I support President Obama's call to increase our footprint in Afghanistan, but it is imperative that any increase in activity is carefully targeted. Moreover, the Karzai government must combat the rampant corruption inhibiting its political and economic progress and the narcotics trade that continues to enable the Taliban and al Qaeda, or every step forward the Afghan government attempts will be hobbled by these corrosive influences.
Pakistan must do more as well. Pakistan has still failed to pledge to formally cut ties between the Pakistani Intelligence Service, the ISI, and Lashkar and other extremist groups. Pakistan must take unambiguous and durable steps to distance itself from these groups.
Furthermore, as the President underscored this morning, it is imperative that our NATO partners provide additional forces to train the Afghan National Army and Police as securing the region must be an international objective.
Clearly, we must act swiftly to shift the current course in Afghanistan or risk a major step back in foreign policy.

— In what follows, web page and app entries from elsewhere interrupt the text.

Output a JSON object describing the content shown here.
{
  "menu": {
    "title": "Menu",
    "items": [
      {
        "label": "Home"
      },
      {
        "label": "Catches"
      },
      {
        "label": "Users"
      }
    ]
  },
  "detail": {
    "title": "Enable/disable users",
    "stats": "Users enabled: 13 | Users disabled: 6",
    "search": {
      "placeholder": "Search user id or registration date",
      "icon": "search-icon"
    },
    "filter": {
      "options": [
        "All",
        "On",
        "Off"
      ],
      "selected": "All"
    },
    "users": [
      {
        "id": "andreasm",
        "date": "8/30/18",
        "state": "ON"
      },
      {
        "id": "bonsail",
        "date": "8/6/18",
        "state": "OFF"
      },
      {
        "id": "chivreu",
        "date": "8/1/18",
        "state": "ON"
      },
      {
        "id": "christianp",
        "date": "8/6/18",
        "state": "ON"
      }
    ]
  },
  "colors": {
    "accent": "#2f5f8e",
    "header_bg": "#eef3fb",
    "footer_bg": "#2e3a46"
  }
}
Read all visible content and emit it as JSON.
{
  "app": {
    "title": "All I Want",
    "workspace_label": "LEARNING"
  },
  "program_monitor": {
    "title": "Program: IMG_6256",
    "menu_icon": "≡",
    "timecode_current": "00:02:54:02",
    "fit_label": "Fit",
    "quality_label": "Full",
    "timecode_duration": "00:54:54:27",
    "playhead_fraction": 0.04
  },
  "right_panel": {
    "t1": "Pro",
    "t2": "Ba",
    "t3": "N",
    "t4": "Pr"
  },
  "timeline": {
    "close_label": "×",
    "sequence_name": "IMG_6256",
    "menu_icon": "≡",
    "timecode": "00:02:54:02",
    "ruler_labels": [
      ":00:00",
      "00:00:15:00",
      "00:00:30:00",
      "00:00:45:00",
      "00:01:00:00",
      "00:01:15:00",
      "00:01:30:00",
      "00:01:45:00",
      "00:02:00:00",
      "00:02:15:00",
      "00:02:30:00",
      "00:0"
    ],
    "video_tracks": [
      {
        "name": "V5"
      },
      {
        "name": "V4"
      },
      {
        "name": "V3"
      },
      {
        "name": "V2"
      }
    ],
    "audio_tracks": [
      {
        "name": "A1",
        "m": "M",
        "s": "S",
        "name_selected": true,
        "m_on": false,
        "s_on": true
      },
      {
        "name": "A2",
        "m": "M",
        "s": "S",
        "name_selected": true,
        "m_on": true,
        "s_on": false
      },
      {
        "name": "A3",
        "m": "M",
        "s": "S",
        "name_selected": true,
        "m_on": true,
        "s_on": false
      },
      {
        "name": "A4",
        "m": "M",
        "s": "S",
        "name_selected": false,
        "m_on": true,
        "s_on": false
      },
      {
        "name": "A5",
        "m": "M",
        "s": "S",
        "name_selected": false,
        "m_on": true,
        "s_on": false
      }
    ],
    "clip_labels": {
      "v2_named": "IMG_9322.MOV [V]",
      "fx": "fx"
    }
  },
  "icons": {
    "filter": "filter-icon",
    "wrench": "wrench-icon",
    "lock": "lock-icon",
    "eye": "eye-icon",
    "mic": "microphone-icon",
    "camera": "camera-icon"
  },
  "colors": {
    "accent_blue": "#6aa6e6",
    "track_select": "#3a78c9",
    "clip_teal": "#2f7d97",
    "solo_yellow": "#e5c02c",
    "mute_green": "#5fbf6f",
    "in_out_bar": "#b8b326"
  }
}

We must temporarily increase troop levels in order to put the enemy on the defensive, initiate a full-scale civilian effort, accelerate the expansion of the Afghan National Army, improve the competency and integrity of the Afghan National Police, and most importantly, foster cross-border cooperation between the key governments in the region.